What’s it like to be there when the sun never sets?
It is something that you get used to. Celebrating New Years at midnight is bright sunlight, but the sun is on the other side of the station. It is very noticeable returning to Christchurch, New Zealand when returning home and the smells of the flowers and green vegetation have a very strong impact after being in a white desert environment.
I’m guessing there’s quite a small community of scientists and support staff there – what is life like on station?
The new South Pole station is very nice with comfortable sleeping rooms, excellent dining hall, gymnasium. The laboratory spaces are very good. The holiday party is created by the people at the station who have a lot of talent — several bands are formed and play music.
It is necessary to conserve power and water so showers are limited, but this is not much of a problem and it is easy to adapt to this life style. The library is very good so there are books and many video disks to watch for relaxation.
You said that you’re planning to head back in December. What impact do the seasons have on research there?
The summer research season starts, I think, in November and ends in early February or late January. This is the period that it is possible to work outside easily. After the summer season ends, a small group remains to winter over and maintain the station and conduct science experiments.

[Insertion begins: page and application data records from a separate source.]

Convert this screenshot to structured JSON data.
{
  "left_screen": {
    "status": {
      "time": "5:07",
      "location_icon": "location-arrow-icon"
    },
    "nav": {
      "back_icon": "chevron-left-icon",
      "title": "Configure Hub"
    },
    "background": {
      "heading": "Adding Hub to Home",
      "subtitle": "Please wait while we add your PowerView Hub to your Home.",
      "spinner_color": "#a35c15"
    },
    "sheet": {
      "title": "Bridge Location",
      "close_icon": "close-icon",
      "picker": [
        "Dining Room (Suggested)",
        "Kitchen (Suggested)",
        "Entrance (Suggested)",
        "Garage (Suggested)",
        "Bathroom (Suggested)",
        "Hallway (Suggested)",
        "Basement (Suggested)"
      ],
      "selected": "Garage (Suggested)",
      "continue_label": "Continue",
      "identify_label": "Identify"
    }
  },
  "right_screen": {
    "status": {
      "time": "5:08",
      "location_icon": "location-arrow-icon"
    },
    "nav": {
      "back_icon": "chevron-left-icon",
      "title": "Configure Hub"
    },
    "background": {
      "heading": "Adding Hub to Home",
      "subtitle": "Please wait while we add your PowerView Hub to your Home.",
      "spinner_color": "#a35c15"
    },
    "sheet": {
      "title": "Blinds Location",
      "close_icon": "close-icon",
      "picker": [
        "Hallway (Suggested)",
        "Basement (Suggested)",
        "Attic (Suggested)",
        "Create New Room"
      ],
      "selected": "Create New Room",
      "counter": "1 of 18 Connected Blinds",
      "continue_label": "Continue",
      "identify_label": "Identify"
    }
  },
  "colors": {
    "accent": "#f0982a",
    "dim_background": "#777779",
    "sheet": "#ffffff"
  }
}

Your research interests include ‘space weather’. Could you explain that some more?
The solar wind interacts with the Earth’s magnetic field to produce an ‘electromagnetic’ weather around the Earth. The aurora or northern and southern polar lights are related to these phenomena. This weather now can affect much of the technology that we rely upon now — like communications systems, navigation systems, electrical power distribution, humans in space, air crews on polar transcontinental flights, and long distance pipelines.
It involves the development of the radiation belts, development of electrical currents that carry millions of amperes around the Earth and in the ionosphere.
Leave your questions for Bob Clauer in the comments below, and he will return at 2:30 p.m. ET to answer selected relevant questions.